[Web page and app entries]
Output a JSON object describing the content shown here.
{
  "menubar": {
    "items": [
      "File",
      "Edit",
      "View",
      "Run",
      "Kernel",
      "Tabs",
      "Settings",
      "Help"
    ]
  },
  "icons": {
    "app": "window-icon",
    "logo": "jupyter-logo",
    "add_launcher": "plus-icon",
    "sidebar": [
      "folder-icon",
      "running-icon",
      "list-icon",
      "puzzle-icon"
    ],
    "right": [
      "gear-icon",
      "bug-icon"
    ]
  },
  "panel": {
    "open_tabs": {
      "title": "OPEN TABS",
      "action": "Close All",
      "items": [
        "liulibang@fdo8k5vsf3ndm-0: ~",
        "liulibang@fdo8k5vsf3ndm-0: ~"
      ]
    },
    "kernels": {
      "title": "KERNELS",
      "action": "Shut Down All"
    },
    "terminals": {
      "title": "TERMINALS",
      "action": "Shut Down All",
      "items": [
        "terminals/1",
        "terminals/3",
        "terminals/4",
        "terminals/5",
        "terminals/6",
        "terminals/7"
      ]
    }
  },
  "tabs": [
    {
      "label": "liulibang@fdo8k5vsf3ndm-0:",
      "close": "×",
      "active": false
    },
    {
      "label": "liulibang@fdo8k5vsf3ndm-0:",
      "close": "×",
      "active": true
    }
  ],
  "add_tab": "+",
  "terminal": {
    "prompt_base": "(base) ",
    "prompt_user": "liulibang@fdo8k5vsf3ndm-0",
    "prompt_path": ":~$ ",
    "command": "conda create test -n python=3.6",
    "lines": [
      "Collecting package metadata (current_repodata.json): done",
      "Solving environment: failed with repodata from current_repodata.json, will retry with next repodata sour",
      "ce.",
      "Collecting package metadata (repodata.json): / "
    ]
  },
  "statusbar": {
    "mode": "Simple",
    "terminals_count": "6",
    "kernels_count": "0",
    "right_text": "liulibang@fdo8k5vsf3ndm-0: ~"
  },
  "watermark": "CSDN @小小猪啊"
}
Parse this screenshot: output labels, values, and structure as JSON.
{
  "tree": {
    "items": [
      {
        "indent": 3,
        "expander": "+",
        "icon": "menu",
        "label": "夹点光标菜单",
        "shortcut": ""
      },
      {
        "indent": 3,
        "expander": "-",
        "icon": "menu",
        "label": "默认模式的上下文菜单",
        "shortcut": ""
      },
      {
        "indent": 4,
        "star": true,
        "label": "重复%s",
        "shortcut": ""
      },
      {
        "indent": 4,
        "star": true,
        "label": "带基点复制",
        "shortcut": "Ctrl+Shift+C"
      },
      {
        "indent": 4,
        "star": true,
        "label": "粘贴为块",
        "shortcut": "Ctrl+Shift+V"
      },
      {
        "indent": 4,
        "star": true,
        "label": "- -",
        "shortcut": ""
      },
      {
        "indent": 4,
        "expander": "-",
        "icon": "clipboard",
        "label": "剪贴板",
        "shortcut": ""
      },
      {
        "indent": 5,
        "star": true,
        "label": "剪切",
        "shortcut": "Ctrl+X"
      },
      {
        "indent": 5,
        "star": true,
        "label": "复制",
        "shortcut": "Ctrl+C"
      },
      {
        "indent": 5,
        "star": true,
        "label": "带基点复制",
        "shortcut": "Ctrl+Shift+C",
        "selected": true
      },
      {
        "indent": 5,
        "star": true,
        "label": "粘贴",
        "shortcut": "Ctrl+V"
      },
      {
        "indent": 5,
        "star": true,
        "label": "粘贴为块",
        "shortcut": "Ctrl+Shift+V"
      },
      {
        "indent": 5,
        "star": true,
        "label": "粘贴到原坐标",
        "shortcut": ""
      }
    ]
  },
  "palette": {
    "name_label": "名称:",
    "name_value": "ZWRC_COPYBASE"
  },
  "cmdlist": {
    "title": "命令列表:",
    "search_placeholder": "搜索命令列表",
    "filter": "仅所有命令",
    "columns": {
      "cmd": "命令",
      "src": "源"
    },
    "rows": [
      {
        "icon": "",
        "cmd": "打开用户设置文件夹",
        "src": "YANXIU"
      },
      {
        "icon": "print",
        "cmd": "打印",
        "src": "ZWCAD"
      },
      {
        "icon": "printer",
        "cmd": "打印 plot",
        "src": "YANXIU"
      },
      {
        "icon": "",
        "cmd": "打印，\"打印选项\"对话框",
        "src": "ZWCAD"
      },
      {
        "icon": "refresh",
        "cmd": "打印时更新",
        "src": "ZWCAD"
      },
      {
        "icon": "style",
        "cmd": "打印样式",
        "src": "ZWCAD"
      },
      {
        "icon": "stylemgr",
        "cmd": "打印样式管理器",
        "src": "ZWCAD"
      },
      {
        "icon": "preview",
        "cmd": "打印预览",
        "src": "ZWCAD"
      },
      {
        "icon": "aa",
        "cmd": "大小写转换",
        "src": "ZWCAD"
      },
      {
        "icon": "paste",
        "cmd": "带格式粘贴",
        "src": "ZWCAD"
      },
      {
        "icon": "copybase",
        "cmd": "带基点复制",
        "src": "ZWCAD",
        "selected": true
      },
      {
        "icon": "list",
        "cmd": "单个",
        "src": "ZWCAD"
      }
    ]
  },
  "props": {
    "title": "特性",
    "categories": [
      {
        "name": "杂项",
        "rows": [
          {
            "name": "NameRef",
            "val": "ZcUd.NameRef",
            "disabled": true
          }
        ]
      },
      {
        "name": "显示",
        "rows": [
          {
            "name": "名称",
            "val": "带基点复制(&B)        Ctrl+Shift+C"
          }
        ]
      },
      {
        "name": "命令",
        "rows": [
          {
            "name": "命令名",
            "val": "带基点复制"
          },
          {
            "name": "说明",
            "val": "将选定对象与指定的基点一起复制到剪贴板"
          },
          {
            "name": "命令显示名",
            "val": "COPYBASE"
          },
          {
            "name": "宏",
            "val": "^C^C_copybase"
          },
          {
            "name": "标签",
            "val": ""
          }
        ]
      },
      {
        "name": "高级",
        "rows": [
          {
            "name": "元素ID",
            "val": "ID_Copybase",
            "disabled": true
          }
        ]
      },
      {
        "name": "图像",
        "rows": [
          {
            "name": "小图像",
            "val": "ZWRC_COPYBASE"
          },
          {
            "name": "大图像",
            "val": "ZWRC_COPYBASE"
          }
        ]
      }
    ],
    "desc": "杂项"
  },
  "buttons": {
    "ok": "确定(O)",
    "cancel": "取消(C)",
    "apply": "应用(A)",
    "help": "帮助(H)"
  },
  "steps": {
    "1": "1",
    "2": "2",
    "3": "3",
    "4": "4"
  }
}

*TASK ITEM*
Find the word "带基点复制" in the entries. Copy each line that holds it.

*COMPLETED TASK*
        "label": "带基点复制",
        "label": "带基点复制",
        "cmd": "带基点复制",
            "val": "带基点复制(&B)        Ctrl+Shift+C"
            "val": "带基点复制"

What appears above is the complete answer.